in the preparations, the nitrobenzene is converted by suc-
cessive steps^ into azoxy-, azo- and hydrazo-benzene ; but, by
suitably modifying the conditions, the intermediate steps may
be omitted. Thus, nitrobenzene may be converted with alcoholic
caustic soda and zinc dust directly into hydrazobenzene.
If the  reduction  of   nitrobenzene  takes place   in   neutral
solution with zinc dust and water in presence of a little calcium
or ammonium chloride, or with aluminium-mercury couple and
water, /^-phenylhydroxylamine is formed (see Prep. 52, p. 148).
C0II5NO2 + 2H3 = C6H5NIIOH + HoO.
Reduction in acid solution produces an amine (see Prep. 53,

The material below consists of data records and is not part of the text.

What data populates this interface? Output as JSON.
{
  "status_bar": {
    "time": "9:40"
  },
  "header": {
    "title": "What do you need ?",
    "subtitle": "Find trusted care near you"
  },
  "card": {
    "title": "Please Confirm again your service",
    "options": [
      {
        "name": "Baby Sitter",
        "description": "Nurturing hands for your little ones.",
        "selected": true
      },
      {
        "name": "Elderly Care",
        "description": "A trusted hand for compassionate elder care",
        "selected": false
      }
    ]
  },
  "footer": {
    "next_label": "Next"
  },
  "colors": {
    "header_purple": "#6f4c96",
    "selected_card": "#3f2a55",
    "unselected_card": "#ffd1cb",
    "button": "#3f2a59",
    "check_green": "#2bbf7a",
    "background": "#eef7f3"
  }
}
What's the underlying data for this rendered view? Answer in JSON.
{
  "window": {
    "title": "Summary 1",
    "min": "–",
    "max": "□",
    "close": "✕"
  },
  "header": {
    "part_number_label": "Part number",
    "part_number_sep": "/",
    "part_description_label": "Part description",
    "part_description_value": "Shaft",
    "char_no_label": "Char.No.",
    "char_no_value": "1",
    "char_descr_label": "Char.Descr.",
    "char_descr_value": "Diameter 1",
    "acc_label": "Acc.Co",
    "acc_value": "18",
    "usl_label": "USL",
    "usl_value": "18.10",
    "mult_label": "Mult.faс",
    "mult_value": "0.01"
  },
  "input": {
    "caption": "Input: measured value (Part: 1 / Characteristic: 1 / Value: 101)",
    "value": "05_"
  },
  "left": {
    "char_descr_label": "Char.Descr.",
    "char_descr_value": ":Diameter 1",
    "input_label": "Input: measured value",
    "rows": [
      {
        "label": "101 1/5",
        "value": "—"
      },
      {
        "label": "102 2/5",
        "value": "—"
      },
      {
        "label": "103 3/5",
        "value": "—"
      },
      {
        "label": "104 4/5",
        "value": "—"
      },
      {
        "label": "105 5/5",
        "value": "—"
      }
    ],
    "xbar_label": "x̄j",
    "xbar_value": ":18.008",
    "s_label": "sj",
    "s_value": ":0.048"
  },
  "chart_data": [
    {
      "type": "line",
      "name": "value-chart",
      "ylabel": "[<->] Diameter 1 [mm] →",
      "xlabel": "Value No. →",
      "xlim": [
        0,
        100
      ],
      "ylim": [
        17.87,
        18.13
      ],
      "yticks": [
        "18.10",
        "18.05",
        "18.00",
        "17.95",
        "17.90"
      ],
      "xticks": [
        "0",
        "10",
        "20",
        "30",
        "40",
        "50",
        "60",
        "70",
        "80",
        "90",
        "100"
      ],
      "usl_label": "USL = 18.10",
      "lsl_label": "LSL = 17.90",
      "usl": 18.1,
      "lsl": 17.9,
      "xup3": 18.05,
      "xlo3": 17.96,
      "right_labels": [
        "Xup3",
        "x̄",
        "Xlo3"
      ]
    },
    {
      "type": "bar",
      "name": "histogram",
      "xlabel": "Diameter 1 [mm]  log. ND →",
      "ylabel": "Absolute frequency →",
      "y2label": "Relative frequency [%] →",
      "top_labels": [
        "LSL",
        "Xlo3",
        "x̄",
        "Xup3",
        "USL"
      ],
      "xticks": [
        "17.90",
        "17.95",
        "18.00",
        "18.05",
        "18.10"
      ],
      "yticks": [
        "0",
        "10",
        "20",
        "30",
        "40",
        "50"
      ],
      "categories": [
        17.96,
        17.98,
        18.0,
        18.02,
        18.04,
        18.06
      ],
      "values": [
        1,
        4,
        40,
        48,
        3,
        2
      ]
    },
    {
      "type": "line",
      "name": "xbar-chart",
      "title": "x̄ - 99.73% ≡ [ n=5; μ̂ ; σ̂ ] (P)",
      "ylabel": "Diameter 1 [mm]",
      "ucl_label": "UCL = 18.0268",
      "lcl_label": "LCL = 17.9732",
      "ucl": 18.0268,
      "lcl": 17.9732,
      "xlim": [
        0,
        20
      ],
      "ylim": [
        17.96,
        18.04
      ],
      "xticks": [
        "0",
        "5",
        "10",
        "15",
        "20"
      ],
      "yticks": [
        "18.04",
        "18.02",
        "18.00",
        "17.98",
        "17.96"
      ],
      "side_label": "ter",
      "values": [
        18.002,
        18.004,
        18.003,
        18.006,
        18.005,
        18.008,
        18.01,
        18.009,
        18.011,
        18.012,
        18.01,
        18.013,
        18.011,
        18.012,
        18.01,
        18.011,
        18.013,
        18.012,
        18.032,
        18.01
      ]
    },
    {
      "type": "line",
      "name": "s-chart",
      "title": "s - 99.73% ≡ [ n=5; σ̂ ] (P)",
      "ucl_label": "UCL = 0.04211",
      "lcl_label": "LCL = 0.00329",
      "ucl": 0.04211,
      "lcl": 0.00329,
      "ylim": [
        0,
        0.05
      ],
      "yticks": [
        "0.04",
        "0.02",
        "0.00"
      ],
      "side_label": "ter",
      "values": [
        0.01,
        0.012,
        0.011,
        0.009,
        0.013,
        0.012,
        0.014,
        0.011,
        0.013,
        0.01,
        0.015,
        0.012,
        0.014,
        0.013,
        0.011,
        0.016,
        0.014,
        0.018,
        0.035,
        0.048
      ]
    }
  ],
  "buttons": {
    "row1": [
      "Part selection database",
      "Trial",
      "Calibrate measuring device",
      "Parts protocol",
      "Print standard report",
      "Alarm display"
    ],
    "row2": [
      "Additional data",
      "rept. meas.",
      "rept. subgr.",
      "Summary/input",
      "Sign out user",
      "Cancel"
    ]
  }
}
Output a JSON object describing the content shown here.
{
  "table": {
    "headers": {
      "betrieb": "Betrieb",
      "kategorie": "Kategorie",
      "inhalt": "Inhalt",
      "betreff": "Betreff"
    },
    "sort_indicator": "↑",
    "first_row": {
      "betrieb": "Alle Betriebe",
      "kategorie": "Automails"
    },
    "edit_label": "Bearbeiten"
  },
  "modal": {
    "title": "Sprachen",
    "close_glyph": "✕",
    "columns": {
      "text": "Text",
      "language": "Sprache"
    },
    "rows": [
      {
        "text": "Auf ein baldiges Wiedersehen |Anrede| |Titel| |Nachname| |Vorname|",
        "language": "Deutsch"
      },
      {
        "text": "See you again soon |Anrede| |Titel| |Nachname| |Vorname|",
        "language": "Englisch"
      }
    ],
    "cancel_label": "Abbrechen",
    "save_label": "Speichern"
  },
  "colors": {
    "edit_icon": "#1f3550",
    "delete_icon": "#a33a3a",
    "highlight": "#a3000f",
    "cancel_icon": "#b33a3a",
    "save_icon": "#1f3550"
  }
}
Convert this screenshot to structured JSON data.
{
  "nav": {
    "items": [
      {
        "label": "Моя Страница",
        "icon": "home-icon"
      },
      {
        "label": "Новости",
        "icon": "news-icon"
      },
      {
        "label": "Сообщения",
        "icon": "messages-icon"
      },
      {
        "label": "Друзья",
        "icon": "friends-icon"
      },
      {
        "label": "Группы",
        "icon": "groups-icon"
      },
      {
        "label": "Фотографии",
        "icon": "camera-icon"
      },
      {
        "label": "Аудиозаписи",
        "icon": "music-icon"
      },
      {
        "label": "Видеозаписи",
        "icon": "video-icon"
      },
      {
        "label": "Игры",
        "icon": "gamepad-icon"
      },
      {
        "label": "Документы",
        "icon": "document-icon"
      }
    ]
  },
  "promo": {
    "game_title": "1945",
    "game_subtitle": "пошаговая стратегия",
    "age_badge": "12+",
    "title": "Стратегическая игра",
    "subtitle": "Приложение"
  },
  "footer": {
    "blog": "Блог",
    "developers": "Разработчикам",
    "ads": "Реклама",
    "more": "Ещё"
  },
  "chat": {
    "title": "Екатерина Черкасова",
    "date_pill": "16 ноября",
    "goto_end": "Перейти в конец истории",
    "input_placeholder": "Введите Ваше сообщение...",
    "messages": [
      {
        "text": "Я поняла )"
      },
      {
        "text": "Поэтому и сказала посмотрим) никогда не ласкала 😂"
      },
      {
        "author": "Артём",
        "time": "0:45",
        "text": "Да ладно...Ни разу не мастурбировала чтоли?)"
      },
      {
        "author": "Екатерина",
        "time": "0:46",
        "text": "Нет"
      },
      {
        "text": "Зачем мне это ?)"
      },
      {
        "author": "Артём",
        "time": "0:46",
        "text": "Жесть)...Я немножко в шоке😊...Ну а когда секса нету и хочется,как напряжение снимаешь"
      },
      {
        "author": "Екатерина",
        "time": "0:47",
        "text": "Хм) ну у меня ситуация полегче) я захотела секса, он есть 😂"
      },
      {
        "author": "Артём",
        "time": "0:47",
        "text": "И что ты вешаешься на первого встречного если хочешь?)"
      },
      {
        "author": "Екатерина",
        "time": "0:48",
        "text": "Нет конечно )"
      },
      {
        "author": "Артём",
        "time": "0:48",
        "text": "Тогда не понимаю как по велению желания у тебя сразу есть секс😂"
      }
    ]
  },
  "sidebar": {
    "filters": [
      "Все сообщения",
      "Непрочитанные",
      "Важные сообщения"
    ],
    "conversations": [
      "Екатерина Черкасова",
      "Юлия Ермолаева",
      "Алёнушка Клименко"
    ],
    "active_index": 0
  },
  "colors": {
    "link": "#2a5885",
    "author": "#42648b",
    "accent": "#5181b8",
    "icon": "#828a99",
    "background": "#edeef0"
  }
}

p. 149). The mechanism of the change, although giving rise to
such different products when carried out in alkaline, neutral, or
acid solution, is not essentially different in the three cases. The
first reduction product is nitrosobenzene, CGH5NO, followed by
that of p-pheriylhydroxylamine. In alkaline, solution the two
compounds unite with elimination of water to form azoxybenzene,
which may undergo further reduction in a normal fashion giving
rise to azo- and hydrazo-benzene. In acid solution, on the
other hand, p.henylhydroxylamine does not combine with nitroso-
benzene and can then undergo further reduction. The reduction
of nitrobenzene in alkaline and neutral solution is also effected,
as already described, by electrolysing the liquid in contact with
the negative electrode. If the process is conducted in presence
of concentrated sulphuric acid /-aminophenol is obtained
(Gattermann). The latter is produced by intramolecular change
from phcnylhydroxylamine, which is first formed,
C6H0NHOH = OIICGH4NH.2.    '
Azobenzene, though not a colouring matter, may be regarded
as the mother substance of the large family of azo-colours,
which are, however, prepared by a totally distinct method, viz.,
by the action of a diazo-salt on a phenol or base (see Prep. 62,
p. 163). The intramolecular change from hydrazobenzene to
benzidine is one of great technical importance. The change
occurs by the transfer of the link between the two nitrogen
atoms to the two carbon atoms in the/^nz-position,